While the EPA and USDA approach this epic problem from two different perspectives, fumbling with the keys of the solution in their pockets, they are together trying to do something, having come to the table in 2015 to pronounce a lofty goal of reducing food waste and loss by 2030.
Not everyone is lamenting the cross-purposes of this Tower of Babel-like conundrum. Kranowitz cites Elise Golan, Director for Sustainable Development, Office of the Chief Economist at USDA, who believes that the multiple measures result in a more broad and holistic coverage of food waste, and that trends in the same direction among them have added value. “If we see change in the same direction using different measures,” she posits, “we will have greater confidence that we have measured something meaningful.”
Kranowitz is writing about data-supported ideas and not putting forth much controversy in this article, but rather may be successful in his life’s work in raising awareness of the tragic phenomenon. However, he doesn’t believe persons or organizations are trying to waste food, quipping, “Luckily, there isn’t a pro-food waste lobbying group (other than maybe the waste haulers).” That is likely not true at all, as the promotion of food waste serves the mercantile interests of many businesses, and the subversive message to consumers to manage their food purchase and consumption cavalierly is executed in several subtle ways. Restaurants have lately been reeling in diners with outsized and unhealthy portions that are fit for three or four kings. In 2013, the National Heart, Lung, and Blood Institute published an article lamenting the deleterious effects on health from increasing portion sizes in America over the last twenty years, stating, “Food portions in America’s restaurants have doubled or tripled over the last 20 years, a key factor that is contributing to a potentially devastating increase in obesity among children and adults.”
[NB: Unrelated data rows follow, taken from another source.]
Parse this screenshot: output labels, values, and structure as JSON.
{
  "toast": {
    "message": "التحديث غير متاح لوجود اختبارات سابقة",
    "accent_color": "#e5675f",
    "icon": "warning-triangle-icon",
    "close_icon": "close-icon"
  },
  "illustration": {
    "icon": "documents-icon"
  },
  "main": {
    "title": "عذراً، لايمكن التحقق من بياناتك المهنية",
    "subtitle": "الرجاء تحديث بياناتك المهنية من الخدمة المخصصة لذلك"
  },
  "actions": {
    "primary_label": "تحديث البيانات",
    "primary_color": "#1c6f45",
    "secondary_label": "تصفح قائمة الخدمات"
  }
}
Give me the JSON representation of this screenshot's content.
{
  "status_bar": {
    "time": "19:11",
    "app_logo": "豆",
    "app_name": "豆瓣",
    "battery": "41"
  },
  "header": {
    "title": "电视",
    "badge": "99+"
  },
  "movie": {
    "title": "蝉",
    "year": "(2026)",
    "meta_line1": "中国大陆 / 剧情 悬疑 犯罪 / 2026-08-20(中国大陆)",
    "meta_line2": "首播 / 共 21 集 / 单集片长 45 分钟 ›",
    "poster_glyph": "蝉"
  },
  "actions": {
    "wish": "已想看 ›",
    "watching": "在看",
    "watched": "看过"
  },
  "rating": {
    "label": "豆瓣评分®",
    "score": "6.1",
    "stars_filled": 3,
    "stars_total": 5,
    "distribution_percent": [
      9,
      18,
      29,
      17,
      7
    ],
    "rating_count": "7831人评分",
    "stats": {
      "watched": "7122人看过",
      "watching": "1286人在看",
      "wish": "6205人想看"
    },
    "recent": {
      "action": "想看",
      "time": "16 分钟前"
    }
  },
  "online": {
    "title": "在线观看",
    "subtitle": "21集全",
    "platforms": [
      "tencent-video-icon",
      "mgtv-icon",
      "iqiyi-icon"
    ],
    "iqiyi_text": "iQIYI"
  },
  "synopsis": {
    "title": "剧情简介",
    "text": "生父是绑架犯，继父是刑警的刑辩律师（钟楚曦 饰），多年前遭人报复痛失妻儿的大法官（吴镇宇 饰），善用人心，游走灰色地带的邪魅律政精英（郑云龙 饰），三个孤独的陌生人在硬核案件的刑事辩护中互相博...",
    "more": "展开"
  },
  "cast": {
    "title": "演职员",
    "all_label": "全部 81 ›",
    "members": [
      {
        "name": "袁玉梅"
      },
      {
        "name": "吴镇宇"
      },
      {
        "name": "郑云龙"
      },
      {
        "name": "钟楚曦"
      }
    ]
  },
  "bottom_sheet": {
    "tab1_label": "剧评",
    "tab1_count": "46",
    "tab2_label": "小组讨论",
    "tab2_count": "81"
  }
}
American culture in all aspects is about growth, and the perpetual need for economic growth in all industries has led to the creation of consumer habits that lead to the obscene waste of food. No public service effort is going to make much of a dent in this perverse squandering of the fruits of the Earth until fundamental changes are made in foundational American ideals and behaviors.—Louis Altman